On the other hand, leaderboards are often considered by gamification practitioners with the term PBL: points, badges, and leaderboards. PBL is often used disparagingly to refer to the most overused of all tools in the gamification toolkit. They are overused because they are the easiest to implement; PBL can be applied just about any situation, even if there’s not really a good reason to do so.

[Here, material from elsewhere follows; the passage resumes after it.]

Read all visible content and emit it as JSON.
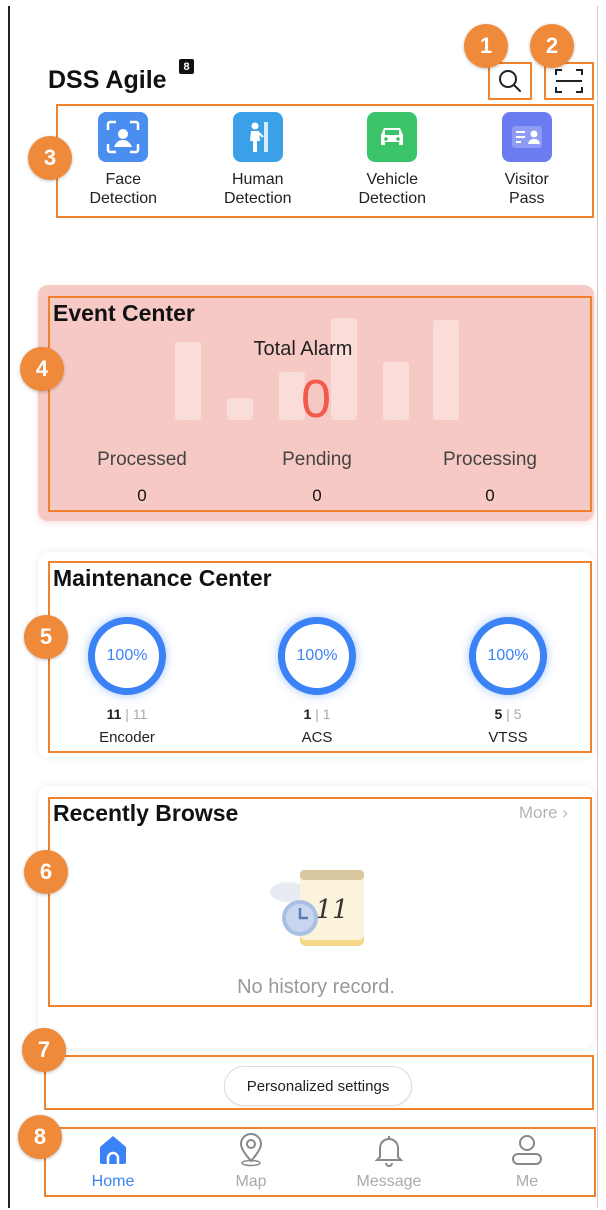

In their paper, the researchers followed the story of a course with a problem that gamification was used to solve. In this course, a semester-long project was assigned on a wiki. The goal of this project was for students to conduct independent research on an assigned topic and write a wiki article about their topic. The hope of the instructor for this project was that students would engage with the wiki project throughout the semester, learning along the way. Unfortunately, as any course instructor knows, students tend to procrastinate. In looking at usage data from past semester, the instructor realized that most of the class would only work on the project the week before it was due.
Given this, the instructor turned to the theory of gamified learning to identify what type of gamification would be best to increase the amount of time students spent working on their project. Leaderboards were chosen because they were persistent throughout the entire semester and could be used to provide very clear, well-defined goals related to the amount of time spent working on the project.
If you’ve taken a look at theory of gamified learning, you’ll recognize this as a gamification effort that can increase a learner behavior or change a learner attitude that we already know is important to learning. We already know that spending more time on an assignment is good for learning! That means the next step is to find a gamification technique that will increase that amount of time.
To test if this actually happened, the researchers randomly split the course in half and assigned the halves to either a wiki gamified with a leaderboard or a wiki without a leaderboard. This experimental design was important in order to conclude that the leaderboard actually caused changes in learning. The results of this study revealed that this approach worked just as expected. In statistical terms, the amount of time spent on the project mediated the relationship between gamification and project scores. On average, students experiencing leaderboards made 29.61 more edits to their project than those without leaderboards.
In actually implementing the leaderboard, two sets of decisions were key. First, all entries on the leaderboard were specifically targeted at increasing the amount of time spent on the leaderboard, which was the focal behavior chosen before the project began. For example, several leaderboard items tracked who had edited their entry the most times as of multiple time points in the course – after one month, after two months, and by the end of the course.
Second, the leaderboard was optional. Key to all gamification efforts is that participants must feel that they have a choice to participate. Just like organizational citizenship behaviors, once you require participation in a game, it’s no longer a game. The same applies to gamification. None of the tasks on the leaderboard were explicitly required to earn a high grade; instead, they simply encouraged students to focus their attention and return frequently to their project.
It’s important to be very clear that this project does not demonstrate that leaderboards always benefit learning. Instead, leaderboards are just one example of the many tools available to gamification designers that can be used depending upon the specific goal of gamification. This time it was leaderboards; next time, it may be action language or game fiction. The key takeaway is that you need to decide exactly what you’re trying to change before you dive into choosing your game elements, and then choose an element to meet your instructional goals.Footnotes: